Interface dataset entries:
━━━

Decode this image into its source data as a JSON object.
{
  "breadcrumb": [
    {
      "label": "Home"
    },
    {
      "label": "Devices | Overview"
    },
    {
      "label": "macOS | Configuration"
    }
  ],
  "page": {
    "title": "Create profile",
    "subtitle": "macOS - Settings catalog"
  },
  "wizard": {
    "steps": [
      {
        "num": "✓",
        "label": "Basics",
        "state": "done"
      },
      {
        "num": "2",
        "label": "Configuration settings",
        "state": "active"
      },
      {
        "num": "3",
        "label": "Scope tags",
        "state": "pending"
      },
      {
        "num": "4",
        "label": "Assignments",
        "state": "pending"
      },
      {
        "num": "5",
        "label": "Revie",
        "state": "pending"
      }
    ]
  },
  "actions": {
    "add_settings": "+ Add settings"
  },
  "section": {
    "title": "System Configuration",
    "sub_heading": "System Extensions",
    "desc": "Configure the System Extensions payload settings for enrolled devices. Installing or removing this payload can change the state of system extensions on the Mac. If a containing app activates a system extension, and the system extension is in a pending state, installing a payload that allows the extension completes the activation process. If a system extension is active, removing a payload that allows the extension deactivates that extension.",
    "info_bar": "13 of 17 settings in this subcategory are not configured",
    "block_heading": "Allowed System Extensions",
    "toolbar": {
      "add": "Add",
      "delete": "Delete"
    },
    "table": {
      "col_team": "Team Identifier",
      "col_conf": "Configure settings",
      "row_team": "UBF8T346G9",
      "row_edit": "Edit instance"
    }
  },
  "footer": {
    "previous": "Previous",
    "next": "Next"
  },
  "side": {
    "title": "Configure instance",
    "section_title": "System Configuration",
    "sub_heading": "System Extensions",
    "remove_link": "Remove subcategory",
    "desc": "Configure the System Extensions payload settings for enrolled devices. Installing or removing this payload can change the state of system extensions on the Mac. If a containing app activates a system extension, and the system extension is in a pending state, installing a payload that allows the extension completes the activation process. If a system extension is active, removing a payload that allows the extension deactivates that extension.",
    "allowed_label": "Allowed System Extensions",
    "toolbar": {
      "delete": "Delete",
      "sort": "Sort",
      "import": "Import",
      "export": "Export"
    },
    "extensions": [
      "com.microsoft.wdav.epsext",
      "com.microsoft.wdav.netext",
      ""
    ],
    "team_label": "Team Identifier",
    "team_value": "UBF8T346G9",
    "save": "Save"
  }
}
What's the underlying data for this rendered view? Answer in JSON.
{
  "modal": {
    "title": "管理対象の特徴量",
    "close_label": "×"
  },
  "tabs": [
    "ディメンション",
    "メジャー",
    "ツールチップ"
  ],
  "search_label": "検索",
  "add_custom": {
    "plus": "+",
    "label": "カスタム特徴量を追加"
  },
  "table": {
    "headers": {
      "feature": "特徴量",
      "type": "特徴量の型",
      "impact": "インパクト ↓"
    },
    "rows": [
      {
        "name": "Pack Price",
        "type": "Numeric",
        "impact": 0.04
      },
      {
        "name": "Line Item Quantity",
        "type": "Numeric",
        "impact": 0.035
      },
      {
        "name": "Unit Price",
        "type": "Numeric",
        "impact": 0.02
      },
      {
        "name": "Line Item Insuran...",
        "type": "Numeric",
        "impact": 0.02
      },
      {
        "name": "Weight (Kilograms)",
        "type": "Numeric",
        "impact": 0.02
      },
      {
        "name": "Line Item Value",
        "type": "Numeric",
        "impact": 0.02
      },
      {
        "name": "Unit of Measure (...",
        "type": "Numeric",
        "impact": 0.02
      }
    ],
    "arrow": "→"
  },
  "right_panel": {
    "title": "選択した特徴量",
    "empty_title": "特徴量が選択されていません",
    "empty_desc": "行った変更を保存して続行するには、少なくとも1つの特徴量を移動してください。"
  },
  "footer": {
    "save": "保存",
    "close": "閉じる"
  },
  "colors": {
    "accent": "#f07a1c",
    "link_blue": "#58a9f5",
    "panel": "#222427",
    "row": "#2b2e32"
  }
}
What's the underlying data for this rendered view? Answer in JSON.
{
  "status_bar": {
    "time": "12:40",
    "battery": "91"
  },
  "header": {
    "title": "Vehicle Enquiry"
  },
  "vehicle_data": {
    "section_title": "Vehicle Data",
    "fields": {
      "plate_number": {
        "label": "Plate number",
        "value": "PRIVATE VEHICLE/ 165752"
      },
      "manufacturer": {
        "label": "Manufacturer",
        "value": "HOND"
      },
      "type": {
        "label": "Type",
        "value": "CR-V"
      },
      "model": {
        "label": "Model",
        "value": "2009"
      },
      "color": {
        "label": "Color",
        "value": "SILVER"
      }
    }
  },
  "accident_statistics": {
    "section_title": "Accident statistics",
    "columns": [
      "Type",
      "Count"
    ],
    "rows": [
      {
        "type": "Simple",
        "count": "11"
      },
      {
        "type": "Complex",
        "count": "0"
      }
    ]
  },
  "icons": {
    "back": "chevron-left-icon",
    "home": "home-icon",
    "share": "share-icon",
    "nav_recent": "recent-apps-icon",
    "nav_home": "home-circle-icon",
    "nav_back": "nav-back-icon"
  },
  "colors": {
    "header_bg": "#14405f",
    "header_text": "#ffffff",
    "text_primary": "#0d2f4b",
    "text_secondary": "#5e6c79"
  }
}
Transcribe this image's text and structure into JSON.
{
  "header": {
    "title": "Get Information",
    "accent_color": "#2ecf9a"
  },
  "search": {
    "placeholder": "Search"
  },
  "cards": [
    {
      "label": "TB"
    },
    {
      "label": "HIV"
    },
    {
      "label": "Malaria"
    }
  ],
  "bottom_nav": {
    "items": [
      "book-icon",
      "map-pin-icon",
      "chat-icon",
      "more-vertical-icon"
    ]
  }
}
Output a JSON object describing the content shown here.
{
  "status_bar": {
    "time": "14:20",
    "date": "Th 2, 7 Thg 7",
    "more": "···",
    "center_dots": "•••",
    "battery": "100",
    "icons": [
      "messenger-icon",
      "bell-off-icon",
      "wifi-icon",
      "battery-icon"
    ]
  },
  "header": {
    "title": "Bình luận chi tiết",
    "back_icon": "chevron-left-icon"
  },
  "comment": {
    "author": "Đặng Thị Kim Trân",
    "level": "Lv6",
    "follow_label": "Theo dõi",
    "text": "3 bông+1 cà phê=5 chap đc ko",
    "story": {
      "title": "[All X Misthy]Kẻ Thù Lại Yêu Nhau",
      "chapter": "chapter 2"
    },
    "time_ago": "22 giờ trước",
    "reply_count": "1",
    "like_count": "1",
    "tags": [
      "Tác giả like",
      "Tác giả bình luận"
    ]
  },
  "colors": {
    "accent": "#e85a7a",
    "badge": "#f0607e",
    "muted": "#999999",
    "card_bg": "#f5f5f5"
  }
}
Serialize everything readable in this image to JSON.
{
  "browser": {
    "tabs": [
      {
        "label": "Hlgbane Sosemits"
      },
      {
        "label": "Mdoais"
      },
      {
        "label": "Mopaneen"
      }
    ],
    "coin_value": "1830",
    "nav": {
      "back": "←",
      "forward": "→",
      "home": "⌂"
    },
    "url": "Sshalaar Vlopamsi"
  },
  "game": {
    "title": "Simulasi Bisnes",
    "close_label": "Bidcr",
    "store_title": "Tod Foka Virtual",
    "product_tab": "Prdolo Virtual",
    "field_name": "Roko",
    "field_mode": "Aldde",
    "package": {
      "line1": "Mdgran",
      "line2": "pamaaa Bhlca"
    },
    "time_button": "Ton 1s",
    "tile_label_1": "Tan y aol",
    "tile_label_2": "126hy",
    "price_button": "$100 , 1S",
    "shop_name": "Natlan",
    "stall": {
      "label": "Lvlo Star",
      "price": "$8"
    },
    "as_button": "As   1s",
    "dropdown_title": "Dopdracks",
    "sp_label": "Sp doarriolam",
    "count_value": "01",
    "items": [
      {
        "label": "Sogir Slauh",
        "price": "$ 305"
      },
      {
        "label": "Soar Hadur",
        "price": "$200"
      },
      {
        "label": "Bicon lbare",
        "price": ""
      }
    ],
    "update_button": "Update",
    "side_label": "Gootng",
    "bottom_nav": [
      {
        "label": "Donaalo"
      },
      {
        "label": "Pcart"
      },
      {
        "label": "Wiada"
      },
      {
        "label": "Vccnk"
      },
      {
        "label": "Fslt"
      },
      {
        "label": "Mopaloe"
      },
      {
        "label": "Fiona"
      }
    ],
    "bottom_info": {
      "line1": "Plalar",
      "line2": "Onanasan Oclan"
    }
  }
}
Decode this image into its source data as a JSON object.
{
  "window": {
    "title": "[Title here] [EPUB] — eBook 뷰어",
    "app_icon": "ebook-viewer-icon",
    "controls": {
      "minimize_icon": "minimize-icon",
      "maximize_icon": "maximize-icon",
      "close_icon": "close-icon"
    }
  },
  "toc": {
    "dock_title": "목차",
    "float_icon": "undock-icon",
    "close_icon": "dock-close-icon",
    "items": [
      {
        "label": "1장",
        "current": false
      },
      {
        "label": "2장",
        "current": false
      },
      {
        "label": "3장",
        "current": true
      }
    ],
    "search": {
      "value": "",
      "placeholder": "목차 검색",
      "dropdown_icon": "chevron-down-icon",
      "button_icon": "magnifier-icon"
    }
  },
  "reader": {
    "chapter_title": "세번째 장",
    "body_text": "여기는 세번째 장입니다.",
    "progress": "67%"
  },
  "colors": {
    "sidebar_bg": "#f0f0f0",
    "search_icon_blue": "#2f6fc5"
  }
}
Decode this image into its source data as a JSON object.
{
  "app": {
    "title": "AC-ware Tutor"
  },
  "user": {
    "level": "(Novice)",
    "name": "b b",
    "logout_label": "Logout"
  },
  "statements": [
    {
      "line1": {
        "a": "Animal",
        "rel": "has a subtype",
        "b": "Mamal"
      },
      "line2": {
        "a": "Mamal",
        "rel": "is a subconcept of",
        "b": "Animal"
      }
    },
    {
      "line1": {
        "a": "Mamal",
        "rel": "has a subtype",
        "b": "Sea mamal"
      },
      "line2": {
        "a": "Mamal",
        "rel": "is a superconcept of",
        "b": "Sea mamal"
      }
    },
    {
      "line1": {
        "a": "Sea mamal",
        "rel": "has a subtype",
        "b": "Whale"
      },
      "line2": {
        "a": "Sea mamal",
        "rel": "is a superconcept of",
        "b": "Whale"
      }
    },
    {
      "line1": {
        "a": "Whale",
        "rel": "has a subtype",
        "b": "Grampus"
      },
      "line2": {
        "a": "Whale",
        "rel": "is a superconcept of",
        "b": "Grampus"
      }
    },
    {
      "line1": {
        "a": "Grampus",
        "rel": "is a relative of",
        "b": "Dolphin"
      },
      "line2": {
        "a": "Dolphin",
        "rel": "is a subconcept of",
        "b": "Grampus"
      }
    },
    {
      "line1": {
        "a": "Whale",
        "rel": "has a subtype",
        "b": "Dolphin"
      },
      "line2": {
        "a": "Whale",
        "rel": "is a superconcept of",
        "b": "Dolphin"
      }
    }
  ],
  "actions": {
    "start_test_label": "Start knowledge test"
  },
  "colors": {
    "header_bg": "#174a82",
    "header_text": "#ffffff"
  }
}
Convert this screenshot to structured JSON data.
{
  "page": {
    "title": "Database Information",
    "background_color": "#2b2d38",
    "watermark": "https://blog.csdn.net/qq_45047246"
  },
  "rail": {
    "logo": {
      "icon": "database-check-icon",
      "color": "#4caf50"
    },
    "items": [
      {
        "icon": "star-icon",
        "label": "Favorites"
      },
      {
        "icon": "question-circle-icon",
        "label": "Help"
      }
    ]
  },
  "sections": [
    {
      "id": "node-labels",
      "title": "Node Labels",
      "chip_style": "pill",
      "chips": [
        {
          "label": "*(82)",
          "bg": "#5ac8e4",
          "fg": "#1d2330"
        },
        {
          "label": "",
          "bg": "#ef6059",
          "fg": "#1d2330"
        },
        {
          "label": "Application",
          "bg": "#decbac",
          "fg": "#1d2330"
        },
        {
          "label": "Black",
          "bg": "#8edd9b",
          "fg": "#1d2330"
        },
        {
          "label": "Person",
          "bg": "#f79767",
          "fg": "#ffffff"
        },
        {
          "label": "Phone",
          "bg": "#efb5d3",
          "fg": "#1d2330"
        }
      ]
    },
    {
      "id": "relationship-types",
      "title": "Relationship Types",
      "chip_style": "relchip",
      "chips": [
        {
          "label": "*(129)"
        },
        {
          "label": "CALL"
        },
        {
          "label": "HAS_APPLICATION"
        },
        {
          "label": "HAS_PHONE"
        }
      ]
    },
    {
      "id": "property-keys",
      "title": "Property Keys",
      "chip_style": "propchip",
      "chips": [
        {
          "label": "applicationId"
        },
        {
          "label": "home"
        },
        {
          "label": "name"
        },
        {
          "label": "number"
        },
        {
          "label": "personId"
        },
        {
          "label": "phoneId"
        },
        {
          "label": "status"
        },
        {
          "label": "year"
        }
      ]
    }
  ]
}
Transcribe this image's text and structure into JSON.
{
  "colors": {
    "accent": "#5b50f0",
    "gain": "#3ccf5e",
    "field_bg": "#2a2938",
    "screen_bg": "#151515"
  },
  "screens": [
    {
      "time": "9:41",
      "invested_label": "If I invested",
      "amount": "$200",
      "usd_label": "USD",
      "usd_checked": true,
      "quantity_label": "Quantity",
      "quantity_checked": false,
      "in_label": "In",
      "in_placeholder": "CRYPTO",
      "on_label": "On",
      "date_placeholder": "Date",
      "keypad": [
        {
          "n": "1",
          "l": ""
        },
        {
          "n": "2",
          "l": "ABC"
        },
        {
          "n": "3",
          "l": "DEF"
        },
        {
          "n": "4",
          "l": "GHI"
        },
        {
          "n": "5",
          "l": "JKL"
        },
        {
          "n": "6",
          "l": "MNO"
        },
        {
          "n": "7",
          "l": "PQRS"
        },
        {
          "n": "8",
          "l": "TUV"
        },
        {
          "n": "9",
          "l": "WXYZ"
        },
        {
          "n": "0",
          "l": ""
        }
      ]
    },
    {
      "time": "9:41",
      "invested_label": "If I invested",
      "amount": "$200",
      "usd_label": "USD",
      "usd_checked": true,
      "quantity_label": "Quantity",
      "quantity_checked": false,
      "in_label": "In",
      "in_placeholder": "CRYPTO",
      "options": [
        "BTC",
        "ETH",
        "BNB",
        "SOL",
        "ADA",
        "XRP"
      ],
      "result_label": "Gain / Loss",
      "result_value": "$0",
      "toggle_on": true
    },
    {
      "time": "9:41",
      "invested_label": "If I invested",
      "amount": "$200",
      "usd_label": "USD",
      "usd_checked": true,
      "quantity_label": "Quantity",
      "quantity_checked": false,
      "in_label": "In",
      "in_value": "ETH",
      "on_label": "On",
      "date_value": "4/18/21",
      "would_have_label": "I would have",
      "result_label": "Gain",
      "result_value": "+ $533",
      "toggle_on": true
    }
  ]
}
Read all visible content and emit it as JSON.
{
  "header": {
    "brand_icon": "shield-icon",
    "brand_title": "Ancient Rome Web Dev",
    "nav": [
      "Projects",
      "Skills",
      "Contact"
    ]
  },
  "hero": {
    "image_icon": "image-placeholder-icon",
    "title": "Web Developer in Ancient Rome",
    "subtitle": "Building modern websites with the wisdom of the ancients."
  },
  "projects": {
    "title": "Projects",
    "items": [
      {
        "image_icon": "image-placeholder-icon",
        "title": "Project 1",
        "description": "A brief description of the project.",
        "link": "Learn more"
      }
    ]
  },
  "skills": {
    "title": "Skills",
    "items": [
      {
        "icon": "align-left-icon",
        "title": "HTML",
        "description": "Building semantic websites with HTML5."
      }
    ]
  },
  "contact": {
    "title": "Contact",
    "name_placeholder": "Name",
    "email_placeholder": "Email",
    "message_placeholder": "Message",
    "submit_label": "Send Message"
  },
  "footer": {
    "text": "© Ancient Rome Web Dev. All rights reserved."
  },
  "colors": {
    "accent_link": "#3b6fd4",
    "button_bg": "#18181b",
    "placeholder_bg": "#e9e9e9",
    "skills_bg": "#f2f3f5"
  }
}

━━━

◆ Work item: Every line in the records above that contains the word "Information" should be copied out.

◆ Written answer:
    "title": "Get Information",
    "title": "Database Information",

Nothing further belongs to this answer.